While we like to talk about the abject sluttery of many young women today, and also those that aren’t really “that kind of girl” but end up going pretty far down that road during the process of “dating,” I think that there has also been a tendency for many young women, and men, to pull back and reconsider. We see the “middle of the distribution” hollowing out, replaced by a barbell distribution — too much, or too little.
For example, the “never been kissed” and “never been asked on a date” theme also seems strong among Millennials and Gen Z. These girls are not celibates in theory, only in practice.
For example, we find, in “College Virgins are a Silent Almost-Majority”:
These days, Nicole is thinking a lot about sex. Not the sex she’s having but the sex she isn’t. The sex she feels like she probably should have had already. The sex that got away. This past summer, sitting at her kitchen table, still in the clothes she’d worn that day to her internship, she got the call she’d been expecting, and sort of dreading, for a while now. “I have something to tell you,” her best friend from home exclaimed over the line. “I had sex!”

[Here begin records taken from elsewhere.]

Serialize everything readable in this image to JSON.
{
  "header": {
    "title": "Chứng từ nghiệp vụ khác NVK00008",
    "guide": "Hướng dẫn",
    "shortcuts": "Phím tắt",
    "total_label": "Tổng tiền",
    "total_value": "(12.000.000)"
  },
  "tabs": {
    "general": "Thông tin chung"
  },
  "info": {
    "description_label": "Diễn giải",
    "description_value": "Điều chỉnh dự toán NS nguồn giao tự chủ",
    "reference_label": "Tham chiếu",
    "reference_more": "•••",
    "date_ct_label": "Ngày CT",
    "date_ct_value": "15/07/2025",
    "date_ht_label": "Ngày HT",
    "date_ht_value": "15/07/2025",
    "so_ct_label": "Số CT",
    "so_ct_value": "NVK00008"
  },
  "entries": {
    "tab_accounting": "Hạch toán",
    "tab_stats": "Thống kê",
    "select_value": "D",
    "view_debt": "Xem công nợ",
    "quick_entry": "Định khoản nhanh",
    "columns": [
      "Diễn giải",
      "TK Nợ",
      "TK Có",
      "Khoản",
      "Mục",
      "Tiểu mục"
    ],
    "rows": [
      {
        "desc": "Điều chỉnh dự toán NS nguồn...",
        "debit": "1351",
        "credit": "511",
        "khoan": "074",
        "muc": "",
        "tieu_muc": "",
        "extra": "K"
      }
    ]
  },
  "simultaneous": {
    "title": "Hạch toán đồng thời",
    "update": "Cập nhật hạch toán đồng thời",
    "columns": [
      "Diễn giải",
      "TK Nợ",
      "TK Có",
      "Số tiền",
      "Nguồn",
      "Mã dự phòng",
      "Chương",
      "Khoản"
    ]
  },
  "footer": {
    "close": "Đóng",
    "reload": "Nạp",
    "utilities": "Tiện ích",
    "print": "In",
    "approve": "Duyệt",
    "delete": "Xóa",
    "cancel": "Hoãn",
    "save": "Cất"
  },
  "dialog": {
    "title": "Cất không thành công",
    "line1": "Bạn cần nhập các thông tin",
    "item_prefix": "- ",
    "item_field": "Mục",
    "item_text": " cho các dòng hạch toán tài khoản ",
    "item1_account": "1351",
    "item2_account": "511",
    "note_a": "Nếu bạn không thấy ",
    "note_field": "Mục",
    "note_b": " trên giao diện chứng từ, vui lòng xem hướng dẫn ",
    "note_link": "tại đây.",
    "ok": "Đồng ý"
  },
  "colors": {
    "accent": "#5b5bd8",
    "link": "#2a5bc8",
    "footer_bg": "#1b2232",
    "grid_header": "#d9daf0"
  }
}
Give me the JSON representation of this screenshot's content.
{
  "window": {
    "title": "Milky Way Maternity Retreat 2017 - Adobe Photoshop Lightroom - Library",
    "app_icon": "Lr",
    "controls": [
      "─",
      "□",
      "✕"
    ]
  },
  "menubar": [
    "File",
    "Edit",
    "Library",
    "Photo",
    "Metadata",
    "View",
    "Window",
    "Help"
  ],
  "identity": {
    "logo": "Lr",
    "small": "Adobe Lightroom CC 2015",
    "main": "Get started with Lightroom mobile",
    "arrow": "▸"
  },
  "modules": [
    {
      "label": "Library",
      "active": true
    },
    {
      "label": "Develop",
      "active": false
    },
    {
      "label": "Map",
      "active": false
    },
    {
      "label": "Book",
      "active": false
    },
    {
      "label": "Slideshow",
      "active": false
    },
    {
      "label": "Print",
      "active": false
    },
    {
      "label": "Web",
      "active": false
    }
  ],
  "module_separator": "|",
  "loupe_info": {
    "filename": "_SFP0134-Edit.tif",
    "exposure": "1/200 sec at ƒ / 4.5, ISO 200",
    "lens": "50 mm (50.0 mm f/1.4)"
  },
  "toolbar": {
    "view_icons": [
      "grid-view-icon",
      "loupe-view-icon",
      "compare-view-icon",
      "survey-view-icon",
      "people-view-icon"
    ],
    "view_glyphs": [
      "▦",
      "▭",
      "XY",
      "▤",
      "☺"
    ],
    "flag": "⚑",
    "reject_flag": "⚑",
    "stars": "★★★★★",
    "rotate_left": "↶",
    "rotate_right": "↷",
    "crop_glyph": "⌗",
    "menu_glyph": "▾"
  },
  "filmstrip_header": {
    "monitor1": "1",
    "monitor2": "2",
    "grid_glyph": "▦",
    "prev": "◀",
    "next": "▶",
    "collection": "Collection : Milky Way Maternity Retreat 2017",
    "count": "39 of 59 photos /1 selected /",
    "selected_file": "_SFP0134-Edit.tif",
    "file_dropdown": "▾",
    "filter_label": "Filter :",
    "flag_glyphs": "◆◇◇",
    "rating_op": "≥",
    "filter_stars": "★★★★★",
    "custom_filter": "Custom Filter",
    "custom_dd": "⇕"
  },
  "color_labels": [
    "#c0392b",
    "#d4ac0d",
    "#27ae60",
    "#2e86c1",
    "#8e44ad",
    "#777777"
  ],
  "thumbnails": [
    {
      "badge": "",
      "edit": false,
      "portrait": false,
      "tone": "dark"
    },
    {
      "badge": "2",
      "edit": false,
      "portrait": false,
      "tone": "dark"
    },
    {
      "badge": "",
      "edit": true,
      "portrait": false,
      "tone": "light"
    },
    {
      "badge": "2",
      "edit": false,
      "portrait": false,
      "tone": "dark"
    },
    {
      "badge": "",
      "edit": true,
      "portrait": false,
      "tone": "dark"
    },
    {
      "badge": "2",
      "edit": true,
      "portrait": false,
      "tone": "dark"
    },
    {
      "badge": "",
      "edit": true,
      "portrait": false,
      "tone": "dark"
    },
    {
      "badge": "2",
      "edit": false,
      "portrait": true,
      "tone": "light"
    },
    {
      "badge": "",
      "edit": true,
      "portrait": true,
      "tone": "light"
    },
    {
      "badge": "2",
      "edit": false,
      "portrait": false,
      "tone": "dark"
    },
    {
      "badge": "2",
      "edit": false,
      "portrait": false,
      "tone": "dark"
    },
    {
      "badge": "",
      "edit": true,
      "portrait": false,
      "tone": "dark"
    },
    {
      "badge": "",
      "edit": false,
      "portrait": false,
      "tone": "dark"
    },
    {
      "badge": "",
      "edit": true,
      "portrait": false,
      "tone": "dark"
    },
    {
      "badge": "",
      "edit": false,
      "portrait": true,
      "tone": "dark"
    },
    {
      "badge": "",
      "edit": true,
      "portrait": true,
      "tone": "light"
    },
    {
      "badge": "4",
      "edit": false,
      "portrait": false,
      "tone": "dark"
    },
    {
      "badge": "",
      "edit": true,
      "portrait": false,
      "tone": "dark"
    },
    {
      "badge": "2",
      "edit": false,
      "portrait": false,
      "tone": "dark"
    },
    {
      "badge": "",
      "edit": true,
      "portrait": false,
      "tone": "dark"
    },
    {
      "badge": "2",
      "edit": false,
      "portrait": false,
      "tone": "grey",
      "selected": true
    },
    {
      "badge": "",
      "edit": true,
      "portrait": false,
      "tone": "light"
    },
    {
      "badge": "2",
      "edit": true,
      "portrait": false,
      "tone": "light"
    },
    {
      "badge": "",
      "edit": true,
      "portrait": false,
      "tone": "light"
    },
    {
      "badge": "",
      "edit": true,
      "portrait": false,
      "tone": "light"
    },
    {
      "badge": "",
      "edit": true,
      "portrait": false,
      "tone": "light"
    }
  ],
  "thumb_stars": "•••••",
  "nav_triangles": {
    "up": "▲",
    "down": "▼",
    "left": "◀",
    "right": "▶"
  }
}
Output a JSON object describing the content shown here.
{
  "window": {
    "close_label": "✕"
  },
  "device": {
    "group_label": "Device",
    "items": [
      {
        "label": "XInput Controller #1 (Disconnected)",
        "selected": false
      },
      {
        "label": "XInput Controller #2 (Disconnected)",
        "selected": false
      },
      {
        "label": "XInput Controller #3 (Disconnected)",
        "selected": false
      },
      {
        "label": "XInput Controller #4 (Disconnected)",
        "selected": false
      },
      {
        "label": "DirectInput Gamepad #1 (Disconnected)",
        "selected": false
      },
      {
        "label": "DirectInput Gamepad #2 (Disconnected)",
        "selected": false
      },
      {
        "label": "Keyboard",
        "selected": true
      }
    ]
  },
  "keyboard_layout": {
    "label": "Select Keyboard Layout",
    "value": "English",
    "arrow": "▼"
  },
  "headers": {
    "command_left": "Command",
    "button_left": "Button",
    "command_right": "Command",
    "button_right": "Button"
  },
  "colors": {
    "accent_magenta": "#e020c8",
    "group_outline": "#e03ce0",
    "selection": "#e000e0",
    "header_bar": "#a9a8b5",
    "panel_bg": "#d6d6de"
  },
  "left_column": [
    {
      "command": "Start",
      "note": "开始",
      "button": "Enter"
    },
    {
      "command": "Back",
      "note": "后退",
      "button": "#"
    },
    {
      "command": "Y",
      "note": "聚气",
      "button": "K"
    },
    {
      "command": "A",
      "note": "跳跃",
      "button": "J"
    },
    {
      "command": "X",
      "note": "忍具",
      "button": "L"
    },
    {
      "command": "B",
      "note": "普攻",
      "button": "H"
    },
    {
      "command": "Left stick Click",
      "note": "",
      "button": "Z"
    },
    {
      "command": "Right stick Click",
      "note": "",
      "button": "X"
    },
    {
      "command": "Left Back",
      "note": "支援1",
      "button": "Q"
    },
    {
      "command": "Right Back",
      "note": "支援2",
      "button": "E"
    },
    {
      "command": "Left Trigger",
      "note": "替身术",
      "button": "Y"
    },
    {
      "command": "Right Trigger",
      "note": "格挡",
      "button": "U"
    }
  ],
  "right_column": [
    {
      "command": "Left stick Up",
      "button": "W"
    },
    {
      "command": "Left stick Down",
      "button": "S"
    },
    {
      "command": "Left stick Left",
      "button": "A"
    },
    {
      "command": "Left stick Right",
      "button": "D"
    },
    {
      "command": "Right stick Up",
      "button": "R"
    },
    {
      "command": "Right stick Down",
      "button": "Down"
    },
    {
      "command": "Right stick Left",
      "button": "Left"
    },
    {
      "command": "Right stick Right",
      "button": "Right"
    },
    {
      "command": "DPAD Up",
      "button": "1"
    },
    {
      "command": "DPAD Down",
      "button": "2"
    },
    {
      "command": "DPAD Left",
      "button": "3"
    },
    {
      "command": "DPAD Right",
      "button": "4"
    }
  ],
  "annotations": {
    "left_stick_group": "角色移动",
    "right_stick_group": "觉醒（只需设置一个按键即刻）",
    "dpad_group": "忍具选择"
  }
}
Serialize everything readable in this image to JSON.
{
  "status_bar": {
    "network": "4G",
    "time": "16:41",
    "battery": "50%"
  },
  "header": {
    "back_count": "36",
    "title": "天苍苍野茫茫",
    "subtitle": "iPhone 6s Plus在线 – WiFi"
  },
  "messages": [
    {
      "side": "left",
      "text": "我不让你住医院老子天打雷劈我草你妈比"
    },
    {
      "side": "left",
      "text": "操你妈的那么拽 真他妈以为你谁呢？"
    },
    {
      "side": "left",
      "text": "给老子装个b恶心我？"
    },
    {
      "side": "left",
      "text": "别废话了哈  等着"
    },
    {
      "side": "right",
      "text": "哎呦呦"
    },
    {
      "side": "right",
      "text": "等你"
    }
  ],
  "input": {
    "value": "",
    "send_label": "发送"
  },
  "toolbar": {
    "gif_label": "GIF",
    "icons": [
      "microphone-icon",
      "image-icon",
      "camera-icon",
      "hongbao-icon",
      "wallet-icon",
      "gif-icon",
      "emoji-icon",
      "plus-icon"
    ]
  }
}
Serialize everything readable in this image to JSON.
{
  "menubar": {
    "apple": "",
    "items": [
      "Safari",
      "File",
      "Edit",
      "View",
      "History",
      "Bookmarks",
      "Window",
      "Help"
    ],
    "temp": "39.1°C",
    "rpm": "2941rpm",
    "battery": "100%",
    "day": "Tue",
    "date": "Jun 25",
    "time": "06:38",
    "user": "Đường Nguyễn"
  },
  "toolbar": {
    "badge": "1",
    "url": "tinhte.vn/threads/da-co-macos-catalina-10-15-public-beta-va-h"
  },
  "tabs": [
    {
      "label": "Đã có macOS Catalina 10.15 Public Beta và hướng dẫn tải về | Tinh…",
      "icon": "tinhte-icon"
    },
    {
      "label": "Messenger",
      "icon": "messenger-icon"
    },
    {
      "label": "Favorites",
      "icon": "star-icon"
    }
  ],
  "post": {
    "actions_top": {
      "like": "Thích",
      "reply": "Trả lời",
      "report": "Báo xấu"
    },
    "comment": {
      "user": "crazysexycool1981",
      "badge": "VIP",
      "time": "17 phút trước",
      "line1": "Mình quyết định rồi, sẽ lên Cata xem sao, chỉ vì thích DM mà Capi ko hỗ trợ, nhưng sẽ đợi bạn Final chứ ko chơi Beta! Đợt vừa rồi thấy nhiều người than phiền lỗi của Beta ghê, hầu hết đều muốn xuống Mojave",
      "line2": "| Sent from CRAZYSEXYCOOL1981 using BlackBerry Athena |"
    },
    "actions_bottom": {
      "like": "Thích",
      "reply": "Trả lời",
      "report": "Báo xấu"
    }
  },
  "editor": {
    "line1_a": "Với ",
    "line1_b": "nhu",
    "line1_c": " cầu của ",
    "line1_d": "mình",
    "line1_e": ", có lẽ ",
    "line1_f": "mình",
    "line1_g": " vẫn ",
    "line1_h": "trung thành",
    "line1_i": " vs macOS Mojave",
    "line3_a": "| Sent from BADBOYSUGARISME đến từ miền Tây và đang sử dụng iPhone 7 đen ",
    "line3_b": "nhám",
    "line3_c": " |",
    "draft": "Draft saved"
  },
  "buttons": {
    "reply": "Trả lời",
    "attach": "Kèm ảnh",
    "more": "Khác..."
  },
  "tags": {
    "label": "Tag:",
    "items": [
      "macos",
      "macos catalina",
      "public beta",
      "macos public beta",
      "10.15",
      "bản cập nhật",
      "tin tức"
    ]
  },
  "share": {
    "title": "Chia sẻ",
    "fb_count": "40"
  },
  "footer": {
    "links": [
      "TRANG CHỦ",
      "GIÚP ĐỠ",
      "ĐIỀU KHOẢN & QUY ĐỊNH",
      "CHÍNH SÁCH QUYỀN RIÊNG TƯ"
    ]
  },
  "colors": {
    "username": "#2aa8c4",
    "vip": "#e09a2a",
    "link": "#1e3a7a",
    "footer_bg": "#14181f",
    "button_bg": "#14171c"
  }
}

Nicole brimmed with questions: “How was it? How big was his penis? How many times did you do it?” She was thrilled for her friend but also unsettled. The two of them had grown up together in Orlando, sharing so many of the same life experiences that their childhoods seemed to meld into one. Then, a few months back, her friend had met a guy she liked, had started dating him, had fallen in love — all milestones that Nicole, now a senior at NYU, still awaited. While her friend had once been proof to her that you could be a 21-year-old virgin and still be cool, now Nicole felt left behind. “I get off the phone and I feel like I’ve lost a friend. I was like, ‘The club is dwindling.’ ”
They must be very principled.
But they both have also subscribed to the notion that their first time should be special — not necessarily with a boyfriend or someone who loves them but at least with someone they care about on some level, someone who will consider their pleasure at least as much as his own.
This, apparently, is how a semi-attractive senior at New York University, in the center of Sodom-on-the-Hudson, becomes an accidental celibate. The article says that 20% of all college students are virgins on graduation, and around 40% of all students are virgins.
Nicole’s friend and roomate Rachel, also 21, is not so picky. Rachel is definitely on the “college boyfriend” track. She just wants to get her V-card punched so she can start partying.
Rachel says she doesn’t have a problem with hookup culture; she and her friends expect random hookups to be the entrée into something more serious, even though they also expect that most hookups won’t end that way. (“It’s a game now, like you have to be the person who cares less. If you start hooking up with a guy and don’t care if he likes you, then you start dating.”) But she also feels caught in a bind: All throughout high school, she held out, stopping sexual encounters just short of intercourse, with the idea that sex in college would be better, more mature and evolved. .
Unlike Nicole, who longs for a boyfriend, Rachel wishes she were able to participate in hookup culture. “I feel like once you’ve had sex the first time, the wall breaks and it’s acceptable to have sex with more random people,” she says. “I wish I could explore all of that, but I feel like the first time has to be a certain way. If I could get that out of the way, then if I had sex another time and it was bad, I wouldn’t be like, ‘That was horrible, bad on me, wrong move.’ I would be okay. But if that was the first time, I would be like, My life sucks.”
This really is a low hurdle. You figure she could stumble over it drunk. Especially at New York University. Nevertheless: nothing.
Not that I am criticising Nicole. I have been saying that we should adopt the old principle of marrying before having sex. Normally, this means marrying young, and having a lot of sex. At age 21, a lot of married “good girls” were getting pounded four nights a week.
Recently, we have seen the deterioration of “dating,” as it existed (briefly, and transiently) in the 1920-1970 period. As “dating” disintegrates, it is replaced by “hookups” or … nothing. A lot of attention has been placed on “hookups,” but for a lot of people, they have nothing. This is largely by choice — women, and men also, could participate in hookups if they wanted to, but they don’t want to.
Wellesley is, of course, an all-women college.
Now, I know that there are a lot of girls who have “never had a boyfriend” because they are party sluts, or because they have been in side-chick rotation.
But, setting those aside, there are a fair number of women who just haven’t had anything at all. Admittedly, many are Fugly, or, maybe “invisible” 5-6s. Still…
Then there is a small group of self-described “femcels,” who seem to think that, because they are getting almost no attention, they must be horribly ugly. Actually, they are 5/6/7s, nothing special but above average. (When 40% are obese or overweight, average not-fat girls end up above average, by default.)
I think this is somewhat hopeful, because it shows that a large number of young people today are not really lost in hedonism. If you could make them a deal: “get married young, to the best guys (because the smart ones want young debt-free virgins without tattoos), skip college, career, debt, and a decade of self-destructive ‘dating,’ have children and a family, and stay at home,” a lot of young women would take it.